## Exercise
The response should consist of the data below, copied exactly, with no pictures in it.
──────── Supplied data ────────
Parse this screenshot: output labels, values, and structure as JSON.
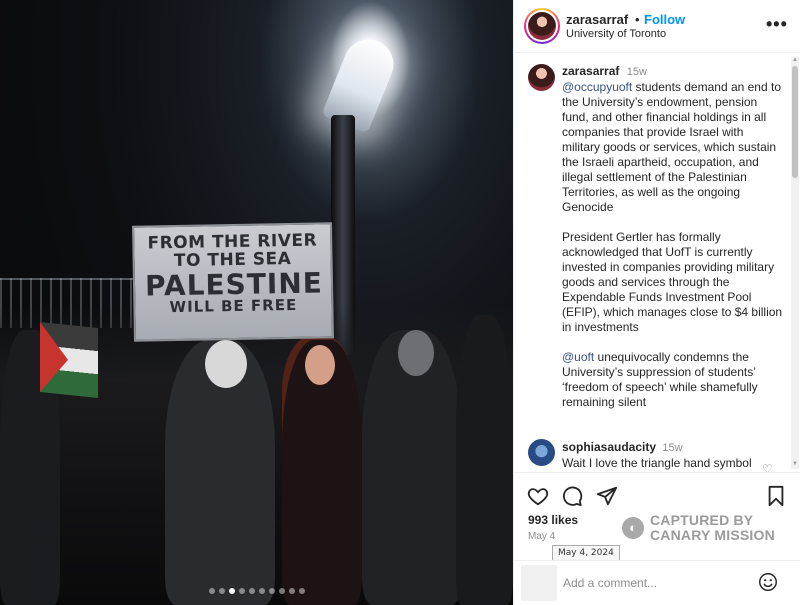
{
  "photo": {
    "sign_lines": [
      "FROM THE RIVER",
      "TO THE SEA",
      "PALESTINE",
      "WILL BE FREE"
    ],
    "carousel": {
      "total": 10,
      "active_index": 2
    }
  },
  "header": {
    "username": "zarasarraf",
    "separator": "•",
    "follow_label": "Follow",
    "location": "University of Toronto",
    "more_label": "•••"
  },
  "caption": {
    "username": "zarasarraf",
    "time": "15w",
    "p1_mention": "@occupyuoft",
    "p1_text": " students demand an end to the University’s endowment, pension fund, and other financial holdings in all companies that provide Israel with military goods or services, which sustain the Israeli apartheid, occupation, and illegal settlement of the Palestinian Territories, as well as the ongoing Genocide",
    "p2_text": "President Gertler has formally acknowledged that UofT is currently invested in companies providing military goods and services through the Expendable Funds Investment Pool (EFIP), which manages close to $4 billion in investments",
    "p3_mention": "@uoft",
    "p3_text": " unequivocally condemns the University’s suppression of students’ ‘freedom of speech’ while shamefully remaining silent"
  },
  "comment": {
    "username": "sophiasaudacity",
    "time": "15w",
    "text": "Wait I love the triangle hand symbol"
  },
  "actions": {
    "icons": [
      "heart-icon",
      "comment-icon",
      "share-icon",
      "bookmark-icon"
    ]
  },
  "likes": "993 likes",
  "date": "May 4",
  "tooltip": "May 4, 2024",
  "watermark": {
    "line1": "CAPTURED BY",
    "line2": "CANARY MISSION"
  },
  "add_comment": {
    "placeholder": "Add a comment..."
  }
}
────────
## Written response
Parse this screenshot: output labels, values, and structure as JSON.
{
  "photo": {
    "sign_lines": [
      "FROM THE RIVER",
      "TO THE SEA",
      "PALESTINE",
      "WILL BE FREE"
    ],
    "carousel": {
      "total": 10,
      "active_index": 2
    }
  },
  "header": {
    "username": "zarasarraf",
    "separator": "•",
    "follow_label": "Follow",
    "location": "University of Toronto",
    "more_label": "•••"
  },
  "caption": {
    "username": "zarasarraf",
    "time": "15w",
    "p1_mention": "@occupyuoft",
    "p1_text": " students demand an end to the University’s endowment, pension fund, and other financial holdings in all companies that provide Israel with military goods or services, which sustain the Israeli apartheid, occupation, and illegal settlement of the Palestinian Territories, as well as the ongoing Genocide",
    "p2_text": "President Gertler has formally acknowledged that UofT is currently invested in companies providing military goods and services through the Expendable Funds Investment Pool (EFIP), which manages close to $4 billion in investments",
    "p3_mention": "@uoft",
    "p3_text": " unequivocally condemns the University’s suppression of students’ ‘freedom of speech’ while shamefully remaining silent"
  },
  "comment": {
    "username": "sophiasaudacity",
    "time": "15w",
    "text": "Wait I love the triangle hand symbol"
  },
  "actions": {
    "icons": [
      "heart-icon",
      "comment-icon",
      "share-icon",
      "bookmark-icon"
    ]
  },
  "likes": "993 likes",
  "date": "May 4",
  "tooltip": "May 4, 2024",
  "watermark": {
    "line1": "CAPTURED BY",
    "line2": "CANARY MISSION"
  },
  "add_comment": {
    "placeholder": "Add a comment..."
  }
}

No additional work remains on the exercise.